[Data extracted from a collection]
____

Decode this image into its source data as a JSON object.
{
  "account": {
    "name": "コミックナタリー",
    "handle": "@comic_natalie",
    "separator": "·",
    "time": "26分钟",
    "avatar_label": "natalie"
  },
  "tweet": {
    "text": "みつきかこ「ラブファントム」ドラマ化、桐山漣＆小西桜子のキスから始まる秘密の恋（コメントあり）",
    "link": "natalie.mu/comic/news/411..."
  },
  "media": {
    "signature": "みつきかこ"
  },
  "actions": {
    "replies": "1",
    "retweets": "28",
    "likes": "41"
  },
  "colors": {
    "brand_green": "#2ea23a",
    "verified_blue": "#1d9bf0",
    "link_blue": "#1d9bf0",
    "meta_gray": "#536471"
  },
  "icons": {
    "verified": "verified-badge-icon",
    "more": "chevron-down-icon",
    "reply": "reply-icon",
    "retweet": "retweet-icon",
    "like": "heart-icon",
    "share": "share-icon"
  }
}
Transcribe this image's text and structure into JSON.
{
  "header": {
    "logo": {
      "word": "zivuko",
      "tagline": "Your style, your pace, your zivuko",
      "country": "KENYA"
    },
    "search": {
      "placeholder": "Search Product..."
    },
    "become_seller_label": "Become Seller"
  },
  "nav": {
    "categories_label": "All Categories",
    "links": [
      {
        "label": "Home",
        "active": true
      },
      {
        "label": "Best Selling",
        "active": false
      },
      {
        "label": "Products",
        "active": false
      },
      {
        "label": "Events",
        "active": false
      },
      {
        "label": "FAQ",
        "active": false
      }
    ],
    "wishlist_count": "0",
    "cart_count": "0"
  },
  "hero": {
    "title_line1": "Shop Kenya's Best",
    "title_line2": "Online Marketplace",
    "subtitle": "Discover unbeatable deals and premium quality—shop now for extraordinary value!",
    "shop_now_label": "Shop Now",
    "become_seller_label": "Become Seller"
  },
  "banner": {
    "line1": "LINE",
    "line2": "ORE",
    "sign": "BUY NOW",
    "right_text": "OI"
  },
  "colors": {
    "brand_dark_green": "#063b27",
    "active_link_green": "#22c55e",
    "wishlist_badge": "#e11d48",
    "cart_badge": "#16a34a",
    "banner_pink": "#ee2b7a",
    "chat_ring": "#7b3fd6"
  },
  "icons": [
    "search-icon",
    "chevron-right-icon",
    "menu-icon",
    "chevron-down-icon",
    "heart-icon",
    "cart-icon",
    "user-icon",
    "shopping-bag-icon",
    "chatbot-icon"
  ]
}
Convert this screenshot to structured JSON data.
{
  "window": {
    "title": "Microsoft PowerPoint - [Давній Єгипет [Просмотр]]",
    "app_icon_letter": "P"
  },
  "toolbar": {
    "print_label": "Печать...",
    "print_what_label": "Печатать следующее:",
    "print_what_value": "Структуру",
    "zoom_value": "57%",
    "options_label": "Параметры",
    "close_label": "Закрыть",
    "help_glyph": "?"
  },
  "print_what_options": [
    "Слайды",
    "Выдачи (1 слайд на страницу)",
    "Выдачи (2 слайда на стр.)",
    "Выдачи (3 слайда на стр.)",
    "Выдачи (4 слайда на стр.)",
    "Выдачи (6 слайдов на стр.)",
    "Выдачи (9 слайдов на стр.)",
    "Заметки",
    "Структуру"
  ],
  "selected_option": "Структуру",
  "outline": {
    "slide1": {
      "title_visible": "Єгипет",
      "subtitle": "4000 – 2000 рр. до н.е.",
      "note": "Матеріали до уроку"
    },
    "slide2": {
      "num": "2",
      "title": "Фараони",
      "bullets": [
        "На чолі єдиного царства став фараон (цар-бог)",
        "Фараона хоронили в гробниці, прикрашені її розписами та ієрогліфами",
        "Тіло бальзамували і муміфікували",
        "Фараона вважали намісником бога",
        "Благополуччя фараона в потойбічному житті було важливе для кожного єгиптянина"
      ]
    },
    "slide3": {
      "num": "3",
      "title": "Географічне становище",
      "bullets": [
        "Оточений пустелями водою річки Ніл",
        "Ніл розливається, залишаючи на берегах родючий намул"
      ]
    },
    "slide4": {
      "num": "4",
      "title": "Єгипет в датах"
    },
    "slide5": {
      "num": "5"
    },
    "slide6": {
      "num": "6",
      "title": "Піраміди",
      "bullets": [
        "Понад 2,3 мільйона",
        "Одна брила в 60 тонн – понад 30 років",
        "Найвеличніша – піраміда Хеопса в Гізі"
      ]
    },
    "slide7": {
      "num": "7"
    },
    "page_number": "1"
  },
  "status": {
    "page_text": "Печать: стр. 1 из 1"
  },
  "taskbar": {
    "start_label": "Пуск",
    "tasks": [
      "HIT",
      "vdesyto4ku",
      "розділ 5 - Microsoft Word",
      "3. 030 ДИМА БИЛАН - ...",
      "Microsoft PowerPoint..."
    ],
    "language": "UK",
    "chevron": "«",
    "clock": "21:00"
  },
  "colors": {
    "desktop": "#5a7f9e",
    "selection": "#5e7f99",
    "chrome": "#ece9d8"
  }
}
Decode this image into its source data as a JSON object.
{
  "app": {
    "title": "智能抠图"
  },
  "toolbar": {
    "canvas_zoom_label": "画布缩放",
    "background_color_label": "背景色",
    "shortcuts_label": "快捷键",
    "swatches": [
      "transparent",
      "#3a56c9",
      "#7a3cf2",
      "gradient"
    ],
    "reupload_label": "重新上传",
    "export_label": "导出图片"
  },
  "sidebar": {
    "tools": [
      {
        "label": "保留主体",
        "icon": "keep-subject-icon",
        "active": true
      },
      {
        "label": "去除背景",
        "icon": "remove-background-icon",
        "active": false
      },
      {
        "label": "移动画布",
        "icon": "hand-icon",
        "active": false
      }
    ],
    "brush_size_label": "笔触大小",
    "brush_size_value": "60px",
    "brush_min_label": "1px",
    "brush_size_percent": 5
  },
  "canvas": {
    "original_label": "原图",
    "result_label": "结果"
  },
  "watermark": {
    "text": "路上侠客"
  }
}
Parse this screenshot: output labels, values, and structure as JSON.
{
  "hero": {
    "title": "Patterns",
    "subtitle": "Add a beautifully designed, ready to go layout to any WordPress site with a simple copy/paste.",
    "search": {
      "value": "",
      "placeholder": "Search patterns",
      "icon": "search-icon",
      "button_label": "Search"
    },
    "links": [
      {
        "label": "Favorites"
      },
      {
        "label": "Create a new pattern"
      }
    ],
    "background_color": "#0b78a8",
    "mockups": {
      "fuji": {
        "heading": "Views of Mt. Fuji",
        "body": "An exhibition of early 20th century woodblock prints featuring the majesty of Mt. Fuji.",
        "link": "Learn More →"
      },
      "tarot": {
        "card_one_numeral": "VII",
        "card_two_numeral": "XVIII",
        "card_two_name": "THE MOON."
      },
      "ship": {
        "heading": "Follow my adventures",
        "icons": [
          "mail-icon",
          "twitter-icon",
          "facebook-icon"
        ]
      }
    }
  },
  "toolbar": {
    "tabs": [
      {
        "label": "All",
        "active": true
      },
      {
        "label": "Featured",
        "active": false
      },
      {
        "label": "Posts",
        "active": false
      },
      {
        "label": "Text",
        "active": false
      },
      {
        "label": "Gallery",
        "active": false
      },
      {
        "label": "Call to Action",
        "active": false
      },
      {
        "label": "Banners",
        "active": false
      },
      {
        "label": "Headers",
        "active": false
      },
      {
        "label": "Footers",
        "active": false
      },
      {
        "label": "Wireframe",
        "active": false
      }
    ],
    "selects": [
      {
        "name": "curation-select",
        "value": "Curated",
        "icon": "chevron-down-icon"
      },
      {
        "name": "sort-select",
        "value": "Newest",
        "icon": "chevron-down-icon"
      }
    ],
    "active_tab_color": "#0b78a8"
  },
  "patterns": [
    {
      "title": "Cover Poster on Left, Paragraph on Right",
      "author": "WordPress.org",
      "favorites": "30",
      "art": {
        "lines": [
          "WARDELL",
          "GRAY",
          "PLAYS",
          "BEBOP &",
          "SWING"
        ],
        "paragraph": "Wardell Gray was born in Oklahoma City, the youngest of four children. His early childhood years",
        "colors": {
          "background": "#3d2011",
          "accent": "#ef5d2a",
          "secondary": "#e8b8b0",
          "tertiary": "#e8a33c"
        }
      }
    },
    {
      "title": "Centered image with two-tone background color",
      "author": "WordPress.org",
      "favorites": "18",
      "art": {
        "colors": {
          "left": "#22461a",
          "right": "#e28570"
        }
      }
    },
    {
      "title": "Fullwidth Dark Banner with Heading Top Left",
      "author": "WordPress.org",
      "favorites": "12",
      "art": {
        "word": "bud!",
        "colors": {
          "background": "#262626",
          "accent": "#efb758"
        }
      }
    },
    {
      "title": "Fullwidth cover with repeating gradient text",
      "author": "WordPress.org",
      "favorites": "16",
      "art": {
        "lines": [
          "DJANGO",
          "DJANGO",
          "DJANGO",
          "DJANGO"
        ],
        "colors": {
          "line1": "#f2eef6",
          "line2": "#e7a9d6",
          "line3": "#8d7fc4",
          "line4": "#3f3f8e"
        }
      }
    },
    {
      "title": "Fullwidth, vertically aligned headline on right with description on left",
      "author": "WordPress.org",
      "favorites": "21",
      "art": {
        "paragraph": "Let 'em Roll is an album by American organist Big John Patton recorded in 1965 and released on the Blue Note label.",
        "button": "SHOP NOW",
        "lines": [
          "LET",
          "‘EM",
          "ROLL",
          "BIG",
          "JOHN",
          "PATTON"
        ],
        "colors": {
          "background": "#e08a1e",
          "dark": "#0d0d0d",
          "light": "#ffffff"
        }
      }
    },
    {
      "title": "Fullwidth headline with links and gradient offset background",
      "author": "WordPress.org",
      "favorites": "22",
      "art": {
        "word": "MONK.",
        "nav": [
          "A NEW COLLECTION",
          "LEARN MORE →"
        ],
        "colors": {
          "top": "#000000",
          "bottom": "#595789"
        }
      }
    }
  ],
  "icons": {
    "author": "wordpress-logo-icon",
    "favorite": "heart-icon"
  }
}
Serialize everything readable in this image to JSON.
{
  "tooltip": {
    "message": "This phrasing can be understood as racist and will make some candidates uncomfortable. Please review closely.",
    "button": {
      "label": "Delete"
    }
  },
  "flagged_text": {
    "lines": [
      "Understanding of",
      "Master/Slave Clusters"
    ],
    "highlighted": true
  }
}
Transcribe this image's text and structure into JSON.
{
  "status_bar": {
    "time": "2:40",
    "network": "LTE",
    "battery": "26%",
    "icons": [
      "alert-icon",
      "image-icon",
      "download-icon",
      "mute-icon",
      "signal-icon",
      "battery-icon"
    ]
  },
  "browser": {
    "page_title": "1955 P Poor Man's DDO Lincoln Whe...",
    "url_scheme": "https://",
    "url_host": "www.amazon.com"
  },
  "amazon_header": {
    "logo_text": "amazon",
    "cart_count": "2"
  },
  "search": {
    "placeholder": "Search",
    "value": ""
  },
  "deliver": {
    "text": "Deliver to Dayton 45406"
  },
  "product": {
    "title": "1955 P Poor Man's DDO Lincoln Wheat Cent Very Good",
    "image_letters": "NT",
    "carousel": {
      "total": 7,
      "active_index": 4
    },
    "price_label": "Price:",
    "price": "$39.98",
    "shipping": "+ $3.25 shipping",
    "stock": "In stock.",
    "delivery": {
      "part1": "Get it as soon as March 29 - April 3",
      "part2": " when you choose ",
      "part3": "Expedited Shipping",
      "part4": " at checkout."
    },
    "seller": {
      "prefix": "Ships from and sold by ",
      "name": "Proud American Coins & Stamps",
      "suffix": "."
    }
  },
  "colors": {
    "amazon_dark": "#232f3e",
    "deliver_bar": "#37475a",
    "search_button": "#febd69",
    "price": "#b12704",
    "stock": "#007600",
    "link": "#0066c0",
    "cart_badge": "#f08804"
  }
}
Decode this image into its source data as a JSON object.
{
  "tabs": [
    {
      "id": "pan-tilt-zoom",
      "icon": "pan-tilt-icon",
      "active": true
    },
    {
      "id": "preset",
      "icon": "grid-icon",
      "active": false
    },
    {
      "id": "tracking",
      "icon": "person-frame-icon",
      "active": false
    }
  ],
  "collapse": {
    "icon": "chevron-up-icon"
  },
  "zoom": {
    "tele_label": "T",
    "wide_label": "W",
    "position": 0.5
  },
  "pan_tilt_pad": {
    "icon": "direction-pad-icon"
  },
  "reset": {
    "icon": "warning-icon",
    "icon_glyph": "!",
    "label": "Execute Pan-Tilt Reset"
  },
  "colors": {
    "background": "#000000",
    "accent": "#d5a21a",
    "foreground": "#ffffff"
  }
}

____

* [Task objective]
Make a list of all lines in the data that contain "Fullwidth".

* [Answer to this task]
      "title": "Fullwidth Dark Banner with Heading Top Left",
      "title": "Fullwidth cover with repeating gradient text",
      "title": "Fullwidth, vertically aligned headline on right with description on left",
      "title": "Fullwidth headline with links and gradient offset background",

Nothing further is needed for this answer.